I rarely write about my present life. That’s as interesting as watching a dildo dry. Today, I will write a prologue for a book, take the dog for a walk around the estuary, and steal some lasagne from my neighbour’s fridge because she sent delicious food smells into the air yesterday that made me drool. My name is The Accidental Sub, eater of the pasta of the North, loyal servant to the true emperor, Mozzarella, slave to yummy food scents. And I will have my vengeance in this life or the next.
This is what my life is today: I work. I hike. I visit friends. I read. I write. And this is heaven to me. I’ve spent years building the kind of life I want, and now I have it. It took some time and plenty of hope. I had to fly in the face of my own fear, and each time I managed it, life gave me a new gift.
I’m happy. I’ve been happy for years. Fifteen years ago, I had to fight my way out of bed each morning because the day that followed was full of trauma. Today, I feel excited when I open my eyes at 4 am because I can’t wait to get back to my life.
Abuse has a cycle, but so does recovery. Horror ends. Pain ends, and the other side of fear is where happiness begins. I believe this because I’ve seen it, not only in my own life, but that of the patients who were treated with me 10 years ago. I’ve watched desperate people conquer their worst challenges and become entirely new.

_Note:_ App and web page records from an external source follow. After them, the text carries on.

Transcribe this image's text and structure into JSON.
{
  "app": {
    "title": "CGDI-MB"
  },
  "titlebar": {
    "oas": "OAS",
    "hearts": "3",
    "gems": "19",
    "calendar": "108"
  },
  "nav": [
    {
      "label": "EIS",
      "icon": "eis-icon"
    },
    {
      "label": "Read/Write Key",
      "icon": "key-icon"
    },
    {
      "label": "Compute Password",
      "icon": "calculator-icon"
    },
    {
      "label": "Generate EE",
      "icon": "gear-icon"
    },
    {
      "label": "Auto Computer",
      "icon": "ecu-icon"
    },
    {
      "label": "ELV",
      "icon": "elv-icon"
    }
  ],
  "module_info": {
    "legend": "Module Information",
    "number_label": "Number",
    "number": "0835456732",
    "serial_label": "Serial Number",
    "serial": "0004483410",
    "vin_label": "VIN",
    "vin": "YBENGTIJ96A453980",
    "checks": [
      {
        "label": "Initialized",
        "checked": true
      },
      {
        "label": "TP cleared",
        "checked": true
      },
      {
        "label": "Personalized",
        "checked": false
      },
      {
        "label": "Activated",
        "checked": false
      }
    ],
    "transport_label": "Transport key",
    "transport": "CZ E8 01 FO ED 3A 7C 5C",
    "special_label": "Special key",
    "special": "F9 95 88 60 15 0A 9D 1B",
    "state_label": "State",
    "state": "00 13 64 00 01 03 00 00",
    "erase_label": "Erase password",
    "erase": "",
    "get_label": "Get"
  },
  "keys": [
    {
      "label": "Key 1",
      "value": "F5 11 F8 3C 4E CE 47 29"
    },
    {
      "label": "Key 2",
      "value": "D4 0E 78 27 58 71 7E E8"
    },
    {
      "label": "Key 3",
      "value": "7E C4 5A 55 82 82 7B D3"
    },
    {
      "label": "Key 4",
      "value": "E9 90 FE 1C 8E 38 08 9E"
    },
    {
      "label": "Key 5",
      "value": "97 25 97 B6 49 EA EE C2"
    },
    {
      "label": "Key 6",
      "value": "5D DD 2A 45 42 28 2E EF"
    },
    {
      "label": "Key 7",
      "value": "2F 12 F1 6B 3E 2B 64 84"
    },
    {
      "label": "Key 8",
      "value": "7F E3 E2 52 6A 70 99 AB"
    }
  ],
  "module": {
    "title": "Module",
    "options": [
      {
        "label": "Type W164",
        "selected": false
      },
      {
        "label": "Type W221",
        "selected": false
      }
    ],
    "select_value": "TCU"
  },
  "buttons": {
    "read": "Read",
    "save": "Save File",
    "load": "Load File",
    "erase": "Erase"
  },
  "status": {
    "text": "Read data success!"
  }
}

I hesitate to write something that sounds this self-congratulatory, but I want to say it anyway so you know that hope is a perfectly logical approach to depression and trauma. If I had died 12 years ago as I intended, I would have missed what life is really for: this much beauty and love. I say this because you can find it too. It’s hiding all the way on the other side of your fear.